Dawn of the unmitigated gremlin

Early-morning chaos leads to calm as I get myself cloistered in the hotel where the press conference will take place. I thank my close team for all they’ve done over the past eight years. A brief flurry of activity as I discover the cottage I’ve booked in Northumberland for the family to escape to for the weekend had a website with a flexible dates option on days that we didn’t unclick: we’re therefore officially homeless for another night. The phone calls to the letting company are a good displacement activity.

Suddenly, it’s time. Deep Breath. As the door opens there’s a physical surge of photographers towards me. I talk about my conflict over Brexit and my failings as a daughter, sister, partner and friend. I explain I am choosing to walk away because of both the political and the personal.
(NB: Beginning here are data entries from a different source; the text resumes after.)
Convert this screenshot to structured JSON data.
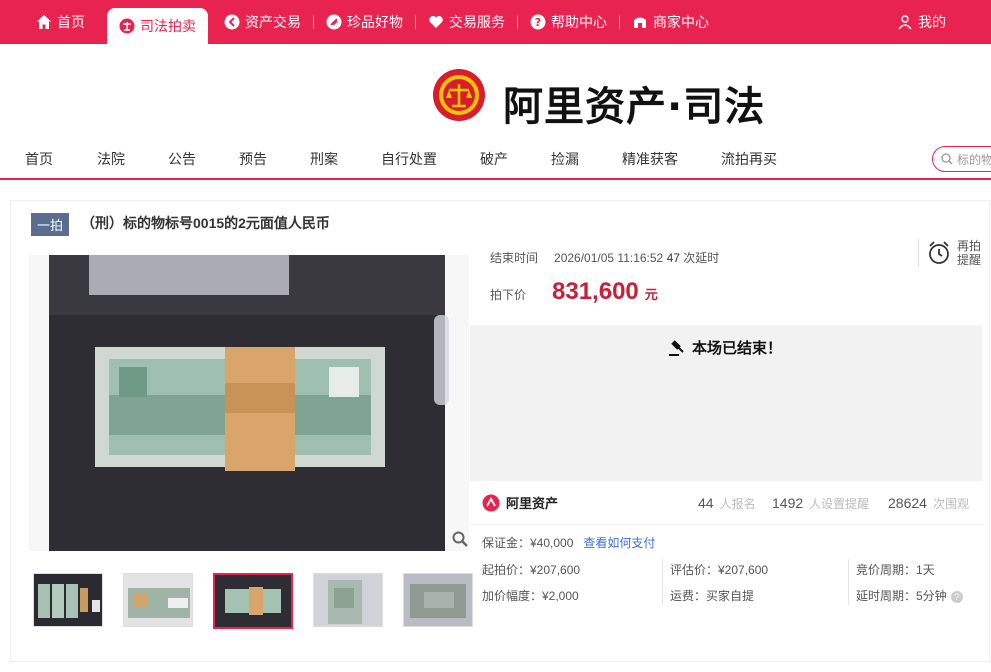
{
  "top_nav": {
    "items": [
      {
        "label": "首页",
        "icon": "home-icon"
      },
      {
        "label": "司法拍卖",
        "icon": "court-icon"
      },
      {
        "label": "资产交易",
        "icon": "asset-icon"
      },
      {
        "label": "珍品好物",
        "icon": "tag-icon"
      },
      {
        "label": "交易服务",
        "icon": "heart-icon"
      },
      {
        "label": "帮助中心",
        "icon": "help-icon"
      },
      {
        "label": "商家中心",
        "icon": "shop-icon"
      }
    ],
    "my_label": "我的"
  },
  "brand": {
    "title": "阿里资产·司法"
  },
  "main_nav": {
    "items": [
      "首页",
      "法院",
      "公告",
      "预告",
      "刑案",
      "自行处置",
      "破产",
      "捡漏",
      "精准获客",
      "流拍再买"
    ],
    "search_placeholder": "标的物"
  },
  "lot": {
    "badge": "一拍",
    "title": "（刑）标的物标号0015的2元面值人民币"
  },
  "info": {
    "end_time_label": "结束时间",
    "end_time": "2026/01/05 11:16:52",
    "delay_count": "47",
    "delay_label": "次延时",
    "remind_label_1": "再拍",
    "remind_label_2": "提醒",
    "price_label": "拍下价",
    "price": "831,600",
    "price_unit": "元",
    "ended_text": "本场已结束！",
    "ali_label": "阿里资产",
    "stats": [
      {
        "value": "44",
        "label": "人报名"
      },
      {
        "value": "1492",
        "label": "人设置提醒"
      },
      {
        "value": "28624",
        "label": "次围观"
      }
    ],
    "deposit": "保证金：¥40,000",
    "deposit_link": "查看如何支付",
    "start_price": "起拍价：¥207,600",
    "eval_price": "评估价：¥207,600",
    "bid_period": "竞价周期：1天",
    "increment": "加价幅度：¥2,000",
    "shipping": "运费：买家自提",
    "delay_period": "延时周期：5分钟"
  },
  "colors": {
    "accent": "#e8234f",
    "price": "#c8203a",
    "link": "#3a6fd8"
  }
}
I confirm I am not leaving parliament and will continue as an MSP for Edinburgh Central.

I walk straight down the stairs and to my car, to pick up Finn from the child minder’s house so we can get away. Arriving in Northumberland, I pour a very large glass of white wine. I don’t know whether it’s teething or the upheaval of the third different bed in three nights, but Finn is continuing his transformation from smiling, bubbly, bouncing delight to unmitigated little gremlin. I wonder if it’s too late to reconsider…

This article appears in the 06 September 2019 issue of the New Statesman, The new civil war